A six year old child, having been persuaded onto her parent’s lap rather than explore the nearby swings and play area, is trying to extricate herself in an ungainly way whilst mother chides her softly like Nursy from Blackadder..

‘Oh you.. banana-brain…’

child’s inaudible muttering…

What are you?… a banana-brain.

more muttering..

‘banana-brain, that’s what you are.’

And you could say its just harmless fun and the mother is ‘joking’ in an extroverted and jovial way. ‘Its just people being what they are,’ you say, but actually its the worst kind of cruelty.. making a child feel stupid for wanting a go on the swings, feeling like a banana-brain in adult life for wanting to explore, embittered and muttering in old age for the life that’s been denied her.

Such throw away lines are how lives are poisoned. Often repeated they become the kernel around which identity is built because our survival compells us to adapt to expectation. So even when she’s free she stumbles, can’t get co-ordinated, making a hash of her liberty, just like… a banana-brain.

Her inner life is destroyed, not by showdowns, punishments or overt rejection but by one thing parodying  another, by the wicked cleverness that can say you are stupid and I hate you with a smile. What’s the matter, can’t you take a joke?

Life is what you make it but more importantly its what you believe it to be. Life will faithfully offer us up our expectations of it, rising to manifest and mirror back to us all our prejudices, secret fears and covert assumptions.

‘We do not see the world as it is, we see it as we are.” Torah

That which we cannot face on the inside comes at us from the outside. Having had her inner life attacked by her social-climbing mother, our heroine learns to attack herself, killing off her sponteneity, deadening her sexuality, stringing up her feelings and hobbling the discriminating function that feelings are there to serve.

When she intrudes upon BB’s inner chamber she is bound to find there some expression of this violation. She is going to find her worst nightmares in the little room because she has entered into this arrangement in terrible bad faith, having sold out her integrity and the possibility of true love for the sake of a life of easy luxury.
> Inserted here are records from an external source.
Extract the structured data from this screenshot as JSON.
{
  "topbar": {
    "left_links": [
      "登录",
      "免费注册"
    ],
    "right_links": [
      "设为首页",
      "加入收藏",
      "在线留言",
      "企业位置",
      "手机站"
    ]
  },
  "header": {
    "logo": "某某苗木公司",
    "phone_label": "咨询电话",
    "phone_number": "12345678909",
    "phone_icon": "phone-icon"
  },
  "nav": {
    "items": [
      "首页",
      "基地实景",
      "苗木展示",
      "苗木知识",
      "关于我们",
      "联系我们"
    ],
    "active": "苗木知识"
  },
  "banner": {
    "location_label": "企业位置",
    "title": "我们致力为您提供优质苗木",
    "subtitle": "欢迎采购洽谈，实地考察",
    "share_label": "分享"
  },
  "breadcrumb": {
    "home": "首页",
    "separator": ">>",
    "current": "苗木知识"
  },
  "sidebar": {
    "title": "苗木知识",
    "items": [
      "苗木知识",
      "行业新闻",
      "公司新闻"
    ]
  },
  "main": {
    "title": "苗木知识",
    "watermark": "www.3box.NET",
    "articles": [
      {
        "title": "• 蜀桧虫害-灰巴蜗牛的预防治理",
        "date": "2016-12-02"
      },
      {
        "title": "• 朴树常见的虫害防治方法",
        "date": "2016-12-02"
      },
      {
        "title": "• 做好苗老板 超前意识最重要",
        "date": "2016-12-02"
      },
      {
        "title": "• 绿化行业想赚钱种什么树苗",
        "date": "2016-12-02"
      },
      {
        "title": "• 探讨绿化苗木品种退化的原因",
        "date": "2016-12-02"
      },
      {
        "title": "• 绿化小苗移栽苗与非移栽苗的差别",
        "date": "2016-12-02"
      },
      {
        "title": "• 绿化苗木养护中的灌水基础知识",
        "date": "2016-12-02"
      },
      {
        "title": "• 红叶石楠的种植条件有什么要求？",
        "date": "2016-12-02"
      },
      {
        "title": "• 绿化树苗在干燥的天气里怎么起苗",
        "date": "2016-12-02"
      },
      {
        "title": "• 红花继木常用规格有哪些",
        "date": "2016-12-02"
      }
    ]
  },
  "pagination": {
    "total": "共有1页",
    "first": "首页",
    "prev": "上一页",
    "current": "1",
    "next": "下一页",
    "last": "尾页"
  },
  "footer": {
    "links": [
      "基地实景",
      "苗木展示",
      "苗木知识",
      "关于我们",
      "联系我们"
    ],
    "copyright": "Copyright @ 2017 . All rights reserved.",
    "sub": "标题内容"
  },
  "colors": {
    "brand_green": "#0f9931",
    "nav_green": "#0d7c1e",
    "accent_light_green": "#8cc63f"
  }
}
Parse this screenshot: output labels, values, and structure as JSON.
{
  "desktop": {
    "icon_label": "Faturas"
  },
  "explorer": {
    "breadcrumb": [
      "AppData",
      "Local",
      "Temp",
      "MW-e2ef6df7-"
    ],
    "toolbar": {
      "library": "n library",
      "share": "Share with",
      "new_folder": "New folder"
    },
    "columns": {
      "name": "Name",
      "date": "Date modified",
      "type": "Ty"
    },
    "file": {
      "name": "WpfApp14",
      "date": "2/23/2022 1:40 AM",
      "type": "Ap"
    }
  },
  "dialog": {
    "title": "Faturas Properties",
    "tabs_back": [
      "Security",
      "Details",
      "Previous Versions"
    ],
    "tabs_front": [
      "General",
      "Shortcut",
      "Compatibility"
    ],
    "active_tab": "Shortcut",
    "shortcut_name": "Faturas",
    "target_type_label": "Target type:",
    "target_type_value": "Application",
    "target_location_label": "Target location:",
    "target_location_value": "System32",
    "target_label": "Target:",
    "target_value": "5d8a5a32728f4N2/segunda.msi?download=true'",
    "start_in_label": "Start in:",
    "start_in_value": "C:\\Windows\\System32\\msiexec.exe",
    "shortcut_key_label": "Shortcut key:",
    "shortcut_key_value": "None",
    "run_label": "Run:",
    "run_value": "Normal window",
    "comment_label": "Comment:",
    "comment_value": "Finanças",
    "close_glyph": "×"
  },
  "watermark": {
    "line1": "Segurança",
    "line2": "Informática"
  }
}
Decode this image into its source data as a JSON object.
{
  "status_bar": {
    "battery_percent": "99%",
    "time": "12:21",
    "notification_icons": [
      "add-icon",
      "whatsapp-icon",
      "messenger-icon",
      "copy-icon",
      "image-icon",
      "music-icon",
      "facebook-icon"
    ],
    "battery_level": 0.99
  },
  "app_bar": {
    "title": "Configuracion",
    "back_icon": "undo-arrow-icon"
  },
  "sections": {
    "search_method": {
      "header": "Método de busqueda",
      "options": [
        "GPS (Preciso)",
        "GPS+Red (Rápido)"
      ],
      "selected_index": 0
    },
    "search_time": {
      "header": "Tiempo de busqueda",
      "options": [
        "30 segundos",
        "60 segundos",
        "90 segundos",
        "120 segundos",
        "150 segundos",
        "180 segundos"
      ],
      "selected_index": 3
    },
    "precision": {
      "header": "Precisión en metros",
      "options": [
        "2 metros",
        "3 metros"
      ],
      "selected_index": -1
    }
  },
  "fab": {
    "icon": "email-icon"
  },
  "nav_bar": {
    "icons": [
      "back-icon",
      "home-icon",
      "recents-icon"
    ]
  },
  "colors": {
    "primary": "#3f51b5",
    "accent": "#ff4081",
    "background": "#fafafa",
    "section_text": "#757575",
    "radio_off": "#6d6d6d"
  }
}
BB is certainly a villain, but never pretending to be more or less than he is. There is no deception. ‘I want one of your daughters, I don’t care which.” The poor bride masks over the awful injury this constitutes by following suit, pretending that people and privacy don’t matter, but has to kill off her aliveness and subjugate herself to the tyranny of life’s baubles which will extract their pound of flesh from her one way or another. Her inner world will be attacked on a regular basis.

Life presents us with the face we show it and mirrors back to us inner states normally occluded from veiw.

I once comforted a woman whose husband had just had a heart attack and was at death’s door in hospital… but I withdrew my hand from her shoulder as if bitten by a snake when she wailed, ‘who will help me now?” Her thoughts were not of him, nor her tears about him, but about the burden of her middle-class chores.

Through her tears she then told me a dream that wild dogs had gotten into her lovely white Mercedes convertible and torn all the upholstery to pieces. Her inner life had been ripped out by her paltry material concerns and the utter failure to transcend her own petty troubles.

”We thought it was the outer event that had happened to us, but now see that it is we who have happened to ourselves.’ F. Wickes.

Its curious how much sympathy the heroine evokes, how villainous BB seems to be, polarised utterly with the Soldiers of Light, the brothers who finally do him in. Yahweh fairs much better in the popularity stakes when he puts Eve to the same test. Her curiosity gets her eternal damnation wheras Mrs BB just inherits everything and comes up smelling of roses.

There is no transformation. The dead wives are as much a part of her world as BB himself and killing him off still leaves her with the problem of life denied and the damage done to her personal destiny by the spell which compells her to identify with toxic values rather than her own gut feeling…

which says that people come before stuff.